17. In order to assure best value for money and better outcomes for patients; The LETB should be responsible in relation to the allocation of resources; this is best achieved through provider ownership and accountability. This will provide flexibility for the LETB to undertake specific activity mandated by members but perhaps outside of the core functions of LETBs.

18. The system needs real protection of funding streams which offer flexibility to study routes for all ages eg apprenticeships, vocational, foundation degrees etc. The flexibility of funding is a key issue for Lincolnshire where “growing our own” is a successful workforce development strategy.

The implications of a more diverse provider market within the NHS; and how the workforce requirements of providers of NHS and non-NHS healthcare will be balanced

19. The LETB and local health community structures will need to develop partnerships with a wide range of providers and will quickly need to understand to their issues and engage with them in a meaningful dialogue. The building of relationships and the generation of health and social care workforce discussions; rather than NHS discussions will be critical to the success of the LETB. The benefit of engaging a wider range of providers could be better workforce planning and education commissioning for the whole system—particularly in areas where there is currently a significant amount of non-NHS provision eg Learning Disability services.

The role of the Centre for Workforce Intelligence and how future healthcare workforce needs are being forecast

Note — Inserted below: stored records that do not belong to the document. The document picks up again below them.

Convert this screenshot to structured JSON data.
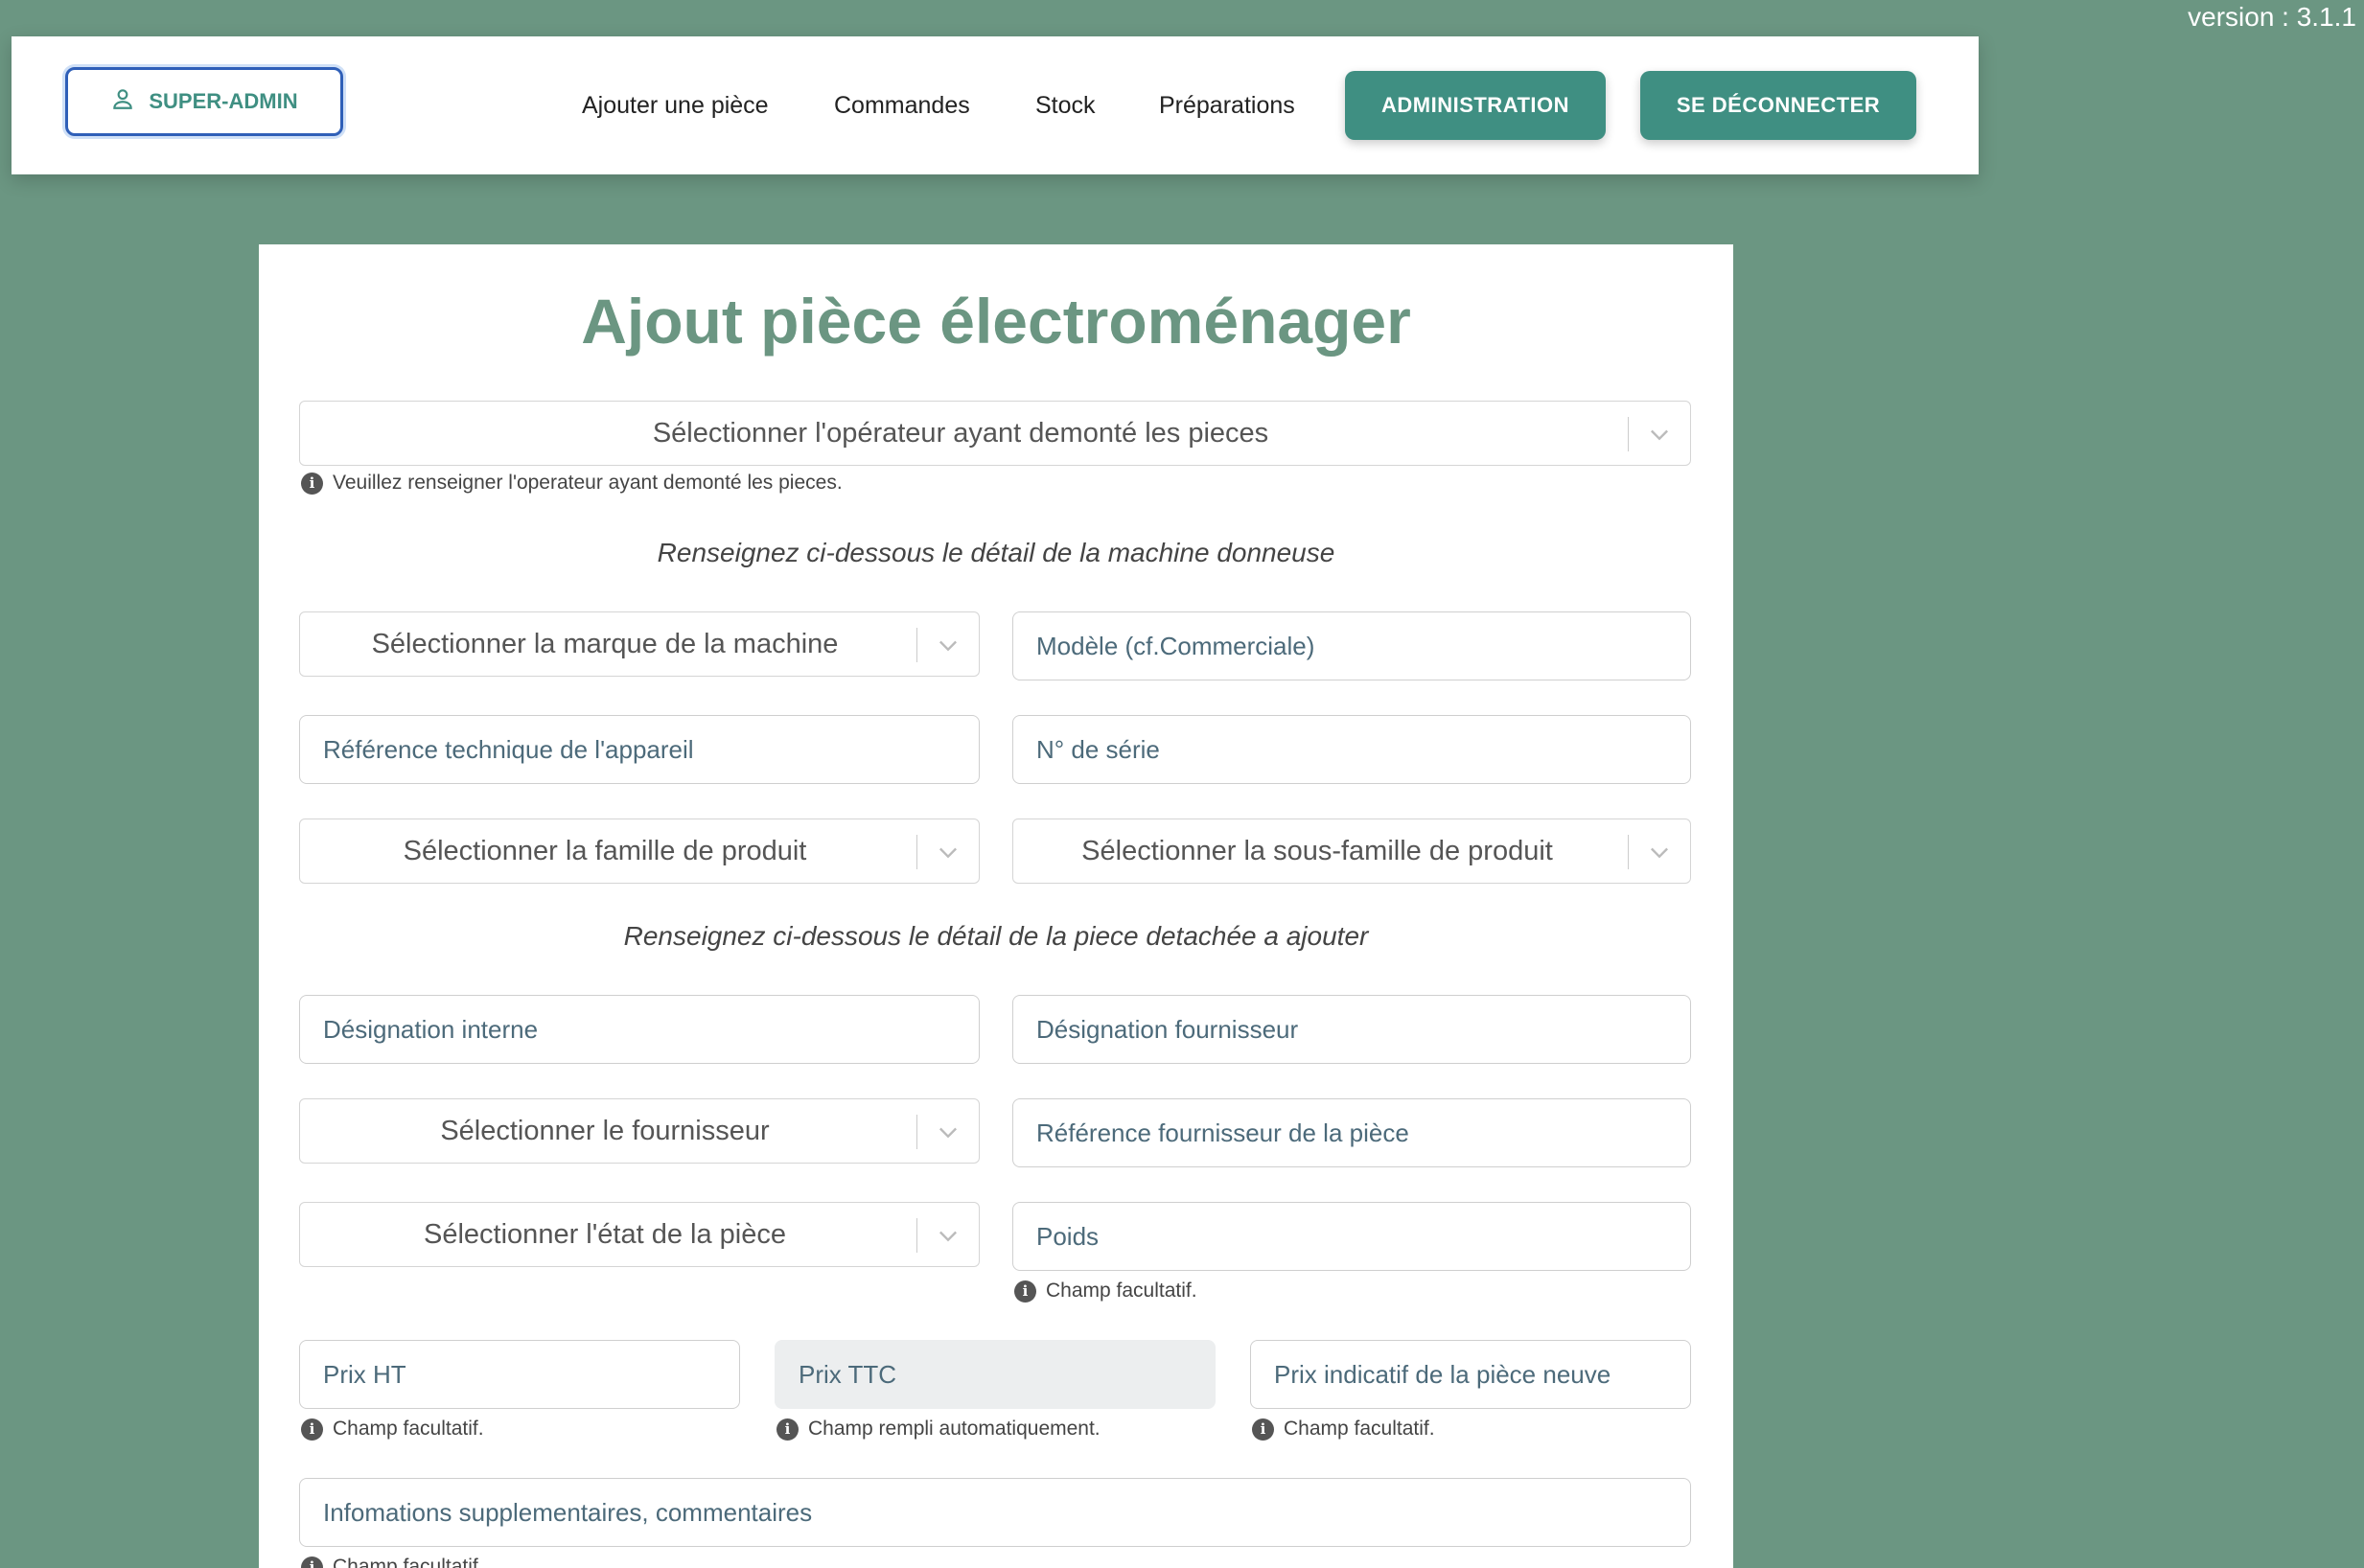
{
  "version_label": "version : 3.1.1",
  "nav": {
    "user_label": "SUPER-ADMIN",
    "links": [
      "Ajouter une pièce",
      "Commandes",
      "Stock",
      "Préparations"
    ],
    "admin_button": "ADMINISTRATION",
    "logout_button": "SE DÉCONNECTER"
  },
  "form": {
    "title": "Ajout pièce électroménager",
    "operator_select": "Sélectionner l'opérateur ayant demonté les pieces",
    "operator_hint": "Veuillez renseigner l'operateur ayant demonté les pieces.",
    "machine_section": "Renseignez ci-dessous le détail de la machine donneuse",
    "brand_select": "Sélectionner la marque de la machine",
    "model_placeholder": "Modèle (cf.Commerciale)",
    "tech_ref_placeholder": "Référence technique de l'appareil",
    "serial_placeholder": "N° de série",
    "family_select": "Sélectionner la famille de produit",
    "subfamily_select": "Sélectionner la sous-famille de produit",
    "part_section": "Renseignez ci-dessous le détail de la piece detachée a ajouter",
    "internal_designation": "Désignation interne",
    "supplier_designation": "Désignation fournisseur",
    "supplier_select": "Sélectionner le fournisseur",
    "supplier_ref": "Référence fournisseur de la pièce",
    "state_select": "Sélectionner l'état de la pièce",
    "weight": "Poids",
    "weight_hint": "Champ facultatif.",
    "price_ht": "Prix HT",
    "price_ht_hint": "Champ facultatif.",
    "price_ttc": "Prix TTC",
    "price_ttc_hint": "Champ rempli automatiquement.",
    "price_new": "Prix indicatif de la pièce neuve",
    "price_new_hint": "Champ facultatif.",
    "comments": "Infomations supplementaires, commentaires",
    "comments_hint": "Champ facultatif."
  },
  "colors": {
    "background": "#6b9682",
    "accent": "#3f8f82",
    "title": "#6b9682"
  },
  "icons": {
    "user": "user-icon",
    "dropdown": "chevron-down-icon",
    "info": "info-icon"
  }
}
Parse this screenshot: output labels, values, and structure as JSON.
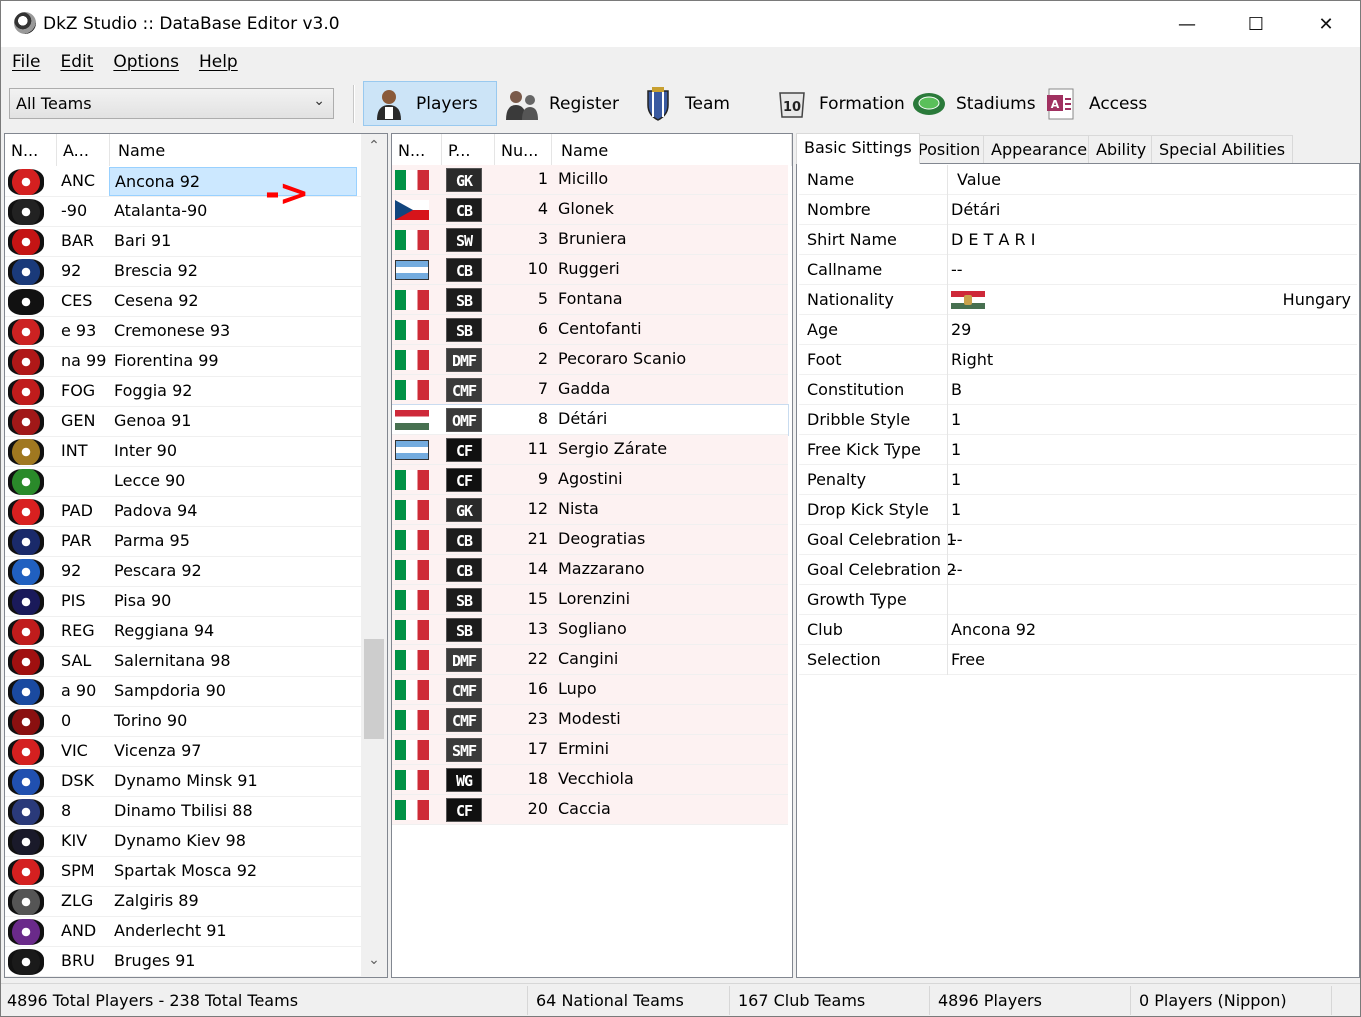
{
  "window": {
    "title": "DkZ Studio :: DataBase Editor v3.0",
    "minimize": "—",
    "maximize": "☐",
    "close": "✕"
  },
  "menu": [
    "File",
    "Edit",
    "Options",
    "Help"
  ],
  "toolbar": {
    "team_filter": "All Teams",
    "buttons": [
      {
        "label": "Players",
        "icon": "player-icon",
        "active": true
      },
      {
        "label": "Register",
        "icon": "register-icon"
      },
      {
        "label": "Team",
        "icon": "team-icon"
      },
      {
        "label": "Formation",
        "icon": "formation-icon"
      },
      {
        "label": "Stadiums",
        "icon": "stadium-icon"
      },
      {
        "label": "Access",
        "icon": "access-icon"
      }
    ]
  },
  "teams": {
    "headers": [
      "N...",
      "A...",
      "Name"
    ],
    "rows": [
      {
        "abbr": "ANC",
        "name": "Ancona 92",
        "color": "#d42020",
        "selected": true
      },
      {
        "abbr": "-90",
        "name": "Atalanta-90",
        "color": "#222222"
      },
      {
        "abbr": "BAR",
        "name": "Bari 91",
        "color": "#c41414"
      },
      {
        "abbr": "92",
        "name": "Brescia 92",
        "color": "#1a3a7a"
      },
      {
        "abbr": "CES",
        "name": "Cesena 92",
        "color": "#111111"
      },
      {
        "abbr": "e 93",
        "name": "Cremonese 93",
        "color": "#cc2222"
      },
      {
        "abbr": "na 99",
        "name": "Fiorentina 99",
        "color": "#b01818"
      },
      {
        "abbr": "FOG",
        "name": "Foggia 92",
        "color": "#c01c1c"
      },
      {
        "abbr": "GEN",
        "name": "Genoa 91",
        "color": "#a11818"
      },
      {
        "abbr": "INT",
        "name": "Inter 90",
        "color": "#a07820"
      },
      {
        "abbr": "",
        "name": "Lecce 90",
        "color": "#2a8a2a"
      },
      {
        "abbr": "PAD",
        "name": "Padova 94",
        "color": "#d82020"
      },
      {
        "abbr": "PAR",
        "name": "Parma 95",
        "color": "#1a2a6a"
      },
      {
        "abbr": "92",
        "name": "Pescara 92",
        "color": "#2060c0"
      },
      {
        "abbr": "PIS",
        "name": "Pisa 90",
        "color": "#1a1a5a"
      },
      {
        "abbr": "REG",
        "name": "Reggiana 94",
        "color": "#c01c1c"
      },
      {
        "abbr": "SAL",
        "name": "Salernitana 98",
        "color": "#a01010"
      },
      {
        "abbr": "a 90",
        "name": "Sampdoria 90",
        "color": "#1a4aa0"
      },
      {
        "abbr": "0",
        "name": "Torino 90",
        "color": "#8a1010"
      },
      {
        "abbr": "VIC",
        "name": "Vicenza 97",
        "color": "#d42020"
      },
      {
        "abbr": "DSK",
        "name": "Dynamo Minsk 91",
        "color": "#2050b0"
      },
      {
        "abbr": "8",
        "name": "Dinamo Tbilisi 88",
        "color": "#2a3a7a"
      },
      {
        "abbr": "KIV",
        "name": "Dynamo Kiev 98",
        "color": "#1a1a2a"
      },
      {
        "abbr": "SPM",
        "name": "Spartak Mosca 92",
        "color": "#d42020"
      },
      {
        "abbr": "ZLG",
        "name": "Zalgiris 89",
        "color": "#555555"
      },
      {
        "abbr": "AND",
        "name": "Anderlecht 91",
        "color": "#6a2a8a"
      },
      {
        "abbr": "BRU",
        "name": "Bruges 91",
        "color": "#1a1a1a"
      }
    ]
  },
  "annotation": "->",
  "players": {
    "headers": [
      "N...",
      "P...",
      "Nu...",
      "Name"
    ],
    "rows": [
      {
        "flag": "it",
        "pos": "GK",
        "num": "1",
        "name": "Micillo"
      },
      {
        "flag": "cz",
        "pos": "CB",
        "num": "4",
        "name": "Glonek"
      },
      {
        "flag": "it",
        "pos": "SW",
        "num": "3",
        "name": "Bruniera"
      },
      {
        "flag": "ar",
        "pos": "CB",
        "num": "10",
        "name": "Ruggeri"
      },
      {
        "flag": "it",
        "pos": "SB",
        "num": "5",
        "name": "Fontana"
      },
      {
        "flag": "it",
        "pos": "SB",
        "num": "6",
        "name": "Centofanti"
      },
      {
        "flag": "it",
        "pos": "DMF",
        "num": "2",
        "name": "Pecoraro Scanio"
      },
      {
        "flag": "it",
        "pos": "CMF",
        "num": "7",
        "name": "Gadda"
      },
      {
        "flag": "hu",
        "pos": "OMF",
        "num": "8",
        "name": "Détári",
        "highlight": true
      },
      {
        "flag": "ar",
        "pos": "CF",
        "num": "11",
        "name": "Sergio Zárate"
      },
      {
        "flag": "it",
        "pos": "CF",
        "num": "9",
        "name": "Agostini"
      },
      {
        "flag": "it",
        "pos": "GK",
        "num": "12",
        "name": "Nista"
      },
      {
        "flag": "it",
        "pos": "CB",
        "num": "21",
        "name": "Deogratias"
      },
      {
        "flag": "it",
        "pos": "CB",
        "num": "14",
        "name": "Mazzarano"
      },
      {
        "flag": "it",
        "pos": "SB",
        "num": "15",
        "name": "Lorenzini"
      },
      {
        "flag": "it",
        "pos": "SB",
        "num": "13",
        "name": "Sogliano"
      },
      {
        "flag": "it",
        "pos": "DMF",
        "num": "22",
        "name": "Cangini"
      },
      {
        "flag": "it",
        "pos": "CMF",
        "num": "16",
        "name": "Lupo"
      },
      {
        "flag": "it",
        "pos": "CMF",
        "num": "23",
        "name": "Modesti"
      },
      {
        "flag": "it",
        "pos": "SMF",
        "num": "17",
        "name": "Ermini"
      },
      {
        "flag": "it",
        "pos": "WG",
        "num": "18",
        "name": "Vecchiola"
      },
      {
        "flag": "it",
        "pos": "CF",
        "num": "20",
        "name": "Caccia"
      }
    ]
  },
  "details": {
    "tabs": [
      "Basic Sittings",
      "Position",
      "Appearance",
      "Ability",
      "Special Abilities"
    ],
    "header": {
      "key": "Name",
      "value": "Value"
    },
    "rows": [
      {
        "key": "Nombre",
        "value": "Détári"
      },
      {
        "key": "Shirt Name",
        "value": "D E T A R I"
      },
      {
        "key": "Callname",
        "value": "--"
      },
      {
        "key": "Nationality",
        "value": "Hungary",
        "flag": "hu"
      },
      {
        "key": "Age",
        "value": "29"
      },
      {
        "key": "Foot",
        "value": "Right"
      },
      {
        "key": "Constitution",
        "value": "B"
      },
      {
        "key": "Dribble Style",
        "value": "1"
      },
      {
        "key": "Free Kick Type",
        "value": "1"
      },
      {
        "key": "Penalty",
        "value": "1"
      },
      {
        "key": "Drop Kick Style",
        "value": "1"
      },
      {
        "key": "Goal Celebration 1",
        "value": "--"
      },
      {
        "key": "Goal Celebration 2",
        "value": "--"
      },
      {
        "key": "Growth Type",
        "value": ""
      },
      {
        "key": "Club",
        "value": "Ancona 92"
      },
      {
        "key": "Selection",
        "value": "Free"
      }
    ]
  },
  "status": {
    "totals": "4896 Total Players  -  238 Total Teams",
    "national": "64 National Teams",
    "club": "167 Club Teams",
    "players": "4896 Players",
    "nippon": "0 Players (Nippon)"
  }
}
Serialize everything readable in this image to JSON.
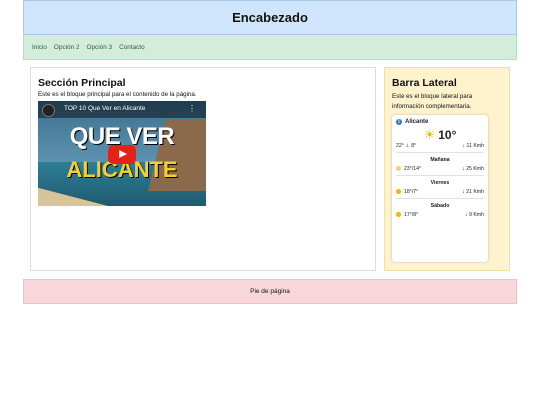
{
  "header": {
    "title": "Encabezado"
  },
  "nav": {
    "items": [
      "Inicio",
      "Opción 2",
      "Opción 3",
      "Contacto"
    ]
  },
  "main": {
    "title": "Sección Principal",
    "text": "Este es el bloque principal para el contenido de la página.",
    "video": {
      "title": "TOP 10 Que Ver en Alicante",
      "more": "⋮",
      "overlay_line1": "QUE VER",
      "overlay_line2": "ALICANTE"
    }
  },
  "sidebar": {
    "title": "Barra Lateral",
    "text": "Este es el bloque lateral para información complementaria.",
    "weather": {
      "city": "Alicante",
      "current_temp": "10°",
      "high_low": "22° ⊥ 8°",
      "wind_now": "↓ 11 Kmh",
      "days": [
        {
          "name": "Mañana",
          "temps": "23°/14°",
          "wind": "↓ 25 Kmh"
        },
        {
          "name": "Viernes",
          "temps": "18°/7°",
          "wind": "↓ 21 Kmh"
        },
        {
          "name": "Sábado",
          "temps": "17°/8°",
          "wind": "↓ 9 Kmh"
        }
      ]
    }
  },
  "footer": {
    "text": "Pie de página"
  }
}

20. The role of the CfWI as envisaged in the Next Stage Review has considerable potential to support the role of LETBs; however the function of the organisation currently has focused on profession specific information and has had little engagement at organisational level. Unless we create an integrated healthcare system it will always be difficult to express workforce needs in anything other than profession specific terms; however there is insufficient use of scenario planning and competence based planning when future workforce needs are articulated.

21. For the centre to contribute effectively to workforce planning and education commissioning—there is a need to confirm the core role and for the LETBs (perhaps through HEE) to commission the work of CfWI in the future.

How funding will be protected and distributed in the new system

22. The governance arrangements of the LETB must include accountability for the way in which funding is spent—ensuring that the funds allocated for education and training are spent for that purpose.

23. Funding needs to be allocated fairly across the country, and whilst a funding formula for allocation may be helpful; it also preserves the status quo and may not facilitate the training of the workforce for future service delivery eg increased service delivery in primary and community care. It is recognised that this may have a disproportionate effect in some organisations—but the shift in resources does need to take place and prolonged transition may not be helpful.

How the public health workforce will be affected by the proposals

24. The partnerships developed at health community level should ensure that the needs of the public health workforce are identified and planned for; however there is a risk that there will be a lack of clarity around the role and responsibilities of the LETB and the local authorities in relation to commissioning and developing the public health workforce.


25. The priority for Lincolnshire is have a system for workforce planning and education commissioning that gives employers greater accountability for, and ownership of, the development of the healthcare workforce and the success of the system is dependent on the funding flows, the role of Health Education England, the function of the LETB and the level of accountability and autonomy of healthcare providers (which may vary depending on FT status).

26. The staff of the NHS are its greatest asset but employers have had constrained influence in the education, training and development of their workforce. Lincolnshire wants to ensure that we are part of creating a system that is accountable, responsive and transparent, which will deliver excellence in outcomes and in patient experience.

December 2011

Prepared 22nd May 2012